This happened right under my nose. Which is why the autobiographical twist to many of my posts. It's not something I have concluded from academic study, only, but saw happening as the changes were crafted and implememted.

Also, I understand we are speaking of perspective from the standpoint of seminars, papers, liturgical commissions, etc, rather than the pews. But my point is, all these "judgements" result in what gets presented to Joe the Pew Warmer, to adapt the phrase. And Joe is my concern.

Past Elder said...

I would add this too. While "Lutheranism" has its origins in the Western church, and most of us "Lutherans" are Western, "Lutheranism" neither in theory nor actuality is specifically Western.

There are Eastern "Lutheran" churches too, following Eastern, not Western, liturgies. A Ukrainian such is linked to on my blog.

So I maintain that strictly speaking Lutheranism stands in the tradition of the whole church, Eastern and Western, though specific Lutheran bodies are one or the other.

Past Elder said...

At the risk of serial posting, and having responded to Bryan, my "perspectives".

- career altar boy before the Tridentine Rite was the Tridentine Rite: the 1962 Bugnini TR is the "new stuff".

- ringside seat for the cage grudge match that was the implementation of Vatican II and attendant liturgical cleansing pogroms.

- attended hotbed of "liturgical reform", went in thinking of being a Benedictine, came out thinking the church just did hara kiri, must have all been wrong then.

- twenty years as a Righteous of the Nations in Orthodox Judaism (which is to say, Judaism), still big fan of Rabbi Hertz, Chief Rabbi of the British Empire.

- God makes offer cannot refuse, total babe of an LCMS girl for whom Seminex was her Vatican II.

- decide to resolve religious boof outs so as not inflict same on children, read Babylonian Captivity, see catholic church for first time.

- read BOC, all is clear, join WELS, elected elder, gates of hell do not prevail church still ok anyway, become rip roarin page 15 guy, can't find in WELS.

- join LCMS, lunatics and all, it's where Lutherans like me are, worst synod in the world, except for all the others (stole that from Pastor Lehmann).

William Weedon said...


Your link tells a nice autobiographical story, but gives nothing to me of a theological journey. It leaves me wondering, since I cannot believe that it is merely your love of things English that proved sufficient cause for you to renounce your former Confession and embrace women priests, theological liberalism, and historical criticism.

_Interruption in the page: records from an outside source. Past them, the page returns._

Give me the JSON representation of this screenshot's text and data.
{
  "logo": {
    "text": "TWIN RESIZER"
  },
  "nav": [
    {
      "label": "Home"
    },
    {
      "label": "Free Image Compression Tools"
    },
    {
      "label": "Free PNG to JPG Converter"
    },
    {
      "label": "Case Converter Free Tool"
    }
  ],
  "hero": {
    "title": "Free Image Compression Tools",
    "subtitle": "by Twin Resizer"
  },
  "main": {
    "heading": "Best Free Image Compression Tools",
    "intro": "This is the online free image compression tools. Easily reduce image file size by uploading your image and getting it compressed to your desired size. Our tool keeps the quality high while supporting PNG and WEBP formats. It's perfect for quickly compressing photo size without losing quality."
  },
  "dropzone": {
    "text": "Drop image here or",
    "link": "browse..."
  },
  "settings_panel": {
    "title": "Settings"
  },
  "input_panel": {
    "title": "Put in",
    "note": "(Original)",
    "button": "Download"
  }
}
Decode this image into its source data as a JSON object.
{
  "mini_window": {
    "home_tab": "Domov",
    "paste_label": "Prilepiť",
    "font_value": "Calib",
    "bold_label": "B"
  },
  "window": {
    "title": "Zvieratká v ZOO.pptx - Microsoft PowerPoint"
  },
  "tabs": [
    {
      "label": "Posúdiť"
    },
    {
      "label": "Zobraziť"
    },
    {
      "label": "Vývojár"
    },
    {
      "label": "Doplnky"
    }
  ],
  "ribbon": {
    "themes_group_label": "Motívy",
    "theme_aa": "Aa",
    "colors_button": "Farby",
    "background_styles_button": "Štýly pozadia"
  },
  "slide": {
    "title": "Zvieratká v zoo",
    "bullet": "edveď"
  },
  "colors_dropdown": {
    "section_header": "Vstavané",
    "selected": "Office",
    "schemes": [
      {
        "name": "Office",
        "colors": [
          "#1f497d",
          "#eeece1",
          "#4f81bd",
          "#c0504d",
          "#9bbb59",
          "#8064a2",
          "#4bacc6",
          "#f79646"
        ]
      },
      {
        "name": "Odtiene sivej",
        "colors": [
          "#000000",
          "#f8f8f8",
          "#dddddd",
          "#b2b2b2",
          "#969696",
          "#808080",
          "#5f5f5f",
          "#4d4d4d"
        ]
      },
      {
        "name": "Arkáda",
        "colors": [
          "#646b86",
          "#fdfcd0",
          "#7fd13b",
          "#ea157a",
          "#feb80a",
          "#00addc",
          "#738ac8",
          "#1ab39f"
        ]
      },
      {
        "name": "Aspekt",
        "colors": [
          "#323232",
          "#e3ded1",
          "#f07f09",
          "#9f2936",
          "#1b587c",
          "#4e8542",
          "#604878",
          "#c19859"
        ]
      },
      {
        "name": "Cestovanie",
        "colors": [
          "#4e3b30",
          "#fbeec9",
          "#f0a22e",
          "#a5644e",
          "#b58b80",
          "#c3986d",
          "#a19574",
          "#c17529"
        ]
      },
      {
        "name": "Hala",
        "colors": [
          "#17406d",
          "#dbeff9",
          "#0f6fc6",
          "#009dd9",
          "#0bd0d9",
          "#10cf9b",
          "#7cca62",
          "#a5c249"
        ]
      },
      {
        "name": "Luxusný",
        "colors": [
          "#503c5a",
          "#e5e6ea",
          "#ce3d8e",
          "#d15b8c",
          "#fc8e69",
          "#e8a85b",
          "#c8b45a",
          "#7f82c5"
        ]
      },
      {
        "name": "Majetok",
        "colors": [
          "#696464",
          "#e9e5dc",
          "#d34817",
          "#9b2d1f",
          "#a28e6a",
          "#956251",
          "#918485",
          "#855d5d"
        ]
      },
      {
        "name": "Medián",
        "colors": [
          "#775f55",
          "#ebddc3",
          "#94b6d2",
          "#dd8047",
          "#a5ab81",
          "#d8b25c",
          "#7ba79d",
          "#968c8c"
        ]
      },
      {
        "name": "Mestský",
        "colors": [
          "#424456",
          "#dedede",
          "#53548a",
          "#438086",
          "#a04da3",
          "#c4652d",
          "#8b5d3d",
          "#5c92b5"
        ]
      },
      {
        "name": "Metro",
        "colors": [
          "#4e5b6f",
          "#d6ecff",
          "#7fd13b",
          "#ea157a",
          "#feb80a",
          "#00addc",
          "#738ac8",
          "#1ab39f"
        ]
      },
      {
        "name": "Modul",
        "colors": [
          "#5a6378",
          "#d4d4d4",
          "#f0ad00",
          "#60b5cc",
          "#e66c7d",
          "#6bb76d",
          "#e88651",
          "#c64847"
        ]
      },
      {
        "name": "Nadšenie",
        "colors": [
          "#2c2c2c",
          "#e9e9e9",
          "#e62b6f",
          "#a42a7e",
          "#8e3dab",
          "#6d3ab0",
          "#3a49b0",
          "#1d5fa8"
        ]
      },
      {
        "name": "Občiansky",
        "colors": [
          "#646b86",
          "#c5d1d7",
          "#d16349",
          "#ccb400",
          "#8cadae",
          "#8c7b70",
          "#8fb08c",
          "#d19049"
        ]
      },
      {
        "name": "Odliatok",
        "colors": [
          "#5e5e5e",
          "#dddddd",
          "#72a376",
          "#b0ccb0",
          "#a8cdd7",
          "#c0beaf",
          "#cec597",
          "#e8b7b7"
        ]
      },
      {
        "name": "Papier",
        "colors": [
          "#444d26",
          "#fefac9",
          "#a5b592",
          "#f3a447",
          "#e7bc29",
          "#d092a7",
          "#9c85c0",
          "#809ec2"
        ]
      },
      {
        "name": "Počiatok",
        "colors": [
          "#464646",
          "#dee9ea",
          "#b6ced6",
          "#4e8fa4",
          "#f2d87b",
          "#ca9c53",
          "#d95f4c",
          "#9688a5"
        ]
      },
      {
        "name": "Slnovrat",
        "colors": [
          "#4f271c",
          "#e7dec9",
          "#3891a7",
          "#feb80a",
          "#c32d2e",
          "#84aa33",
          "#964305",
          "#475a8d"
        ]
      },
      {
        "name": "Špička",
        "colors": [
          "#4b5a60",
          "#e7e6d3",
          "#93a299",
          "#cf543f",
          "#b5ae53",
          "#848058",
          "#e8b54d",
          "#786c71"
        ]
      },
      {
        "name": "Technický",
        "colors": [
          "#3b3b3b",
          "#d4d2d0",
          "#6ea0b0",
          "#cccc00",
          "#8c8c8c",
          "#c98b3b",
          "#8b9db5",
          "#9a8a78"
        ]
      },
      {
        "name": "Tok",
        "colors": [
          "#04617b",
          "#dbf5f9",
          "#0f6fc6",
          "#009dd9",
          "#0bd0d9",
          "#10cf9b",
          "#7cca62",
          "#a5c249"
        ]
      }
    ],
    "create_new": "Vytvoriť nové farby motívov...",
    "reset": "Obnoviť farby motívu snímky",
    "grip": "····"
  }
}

Thanks for your kind words on my own journey. It was so painful I hate to even write about it anymore. But I will simply say that at a several sticky points, I found Orthodoxy to depart from the Sacred Scriptures in a way that I finally could not discount. I didn't want that and believed for a long time that I could simply set those areas aside and would in time come to resolution on them - I wanted out of Lutheranism badly for all the reasons that are obvious to anyone who hangs around us. In the end, I'm here and I believe that our Symbols speak the clearest of truth in congruence with the Sacred Scriptures, though I grieve the condition of my own jurisdiction and seek to work toward remedying its ills by all spiritual means possible.


You are a treasure and a half. I thank God for your clear witness to being catholic by being Lutheran!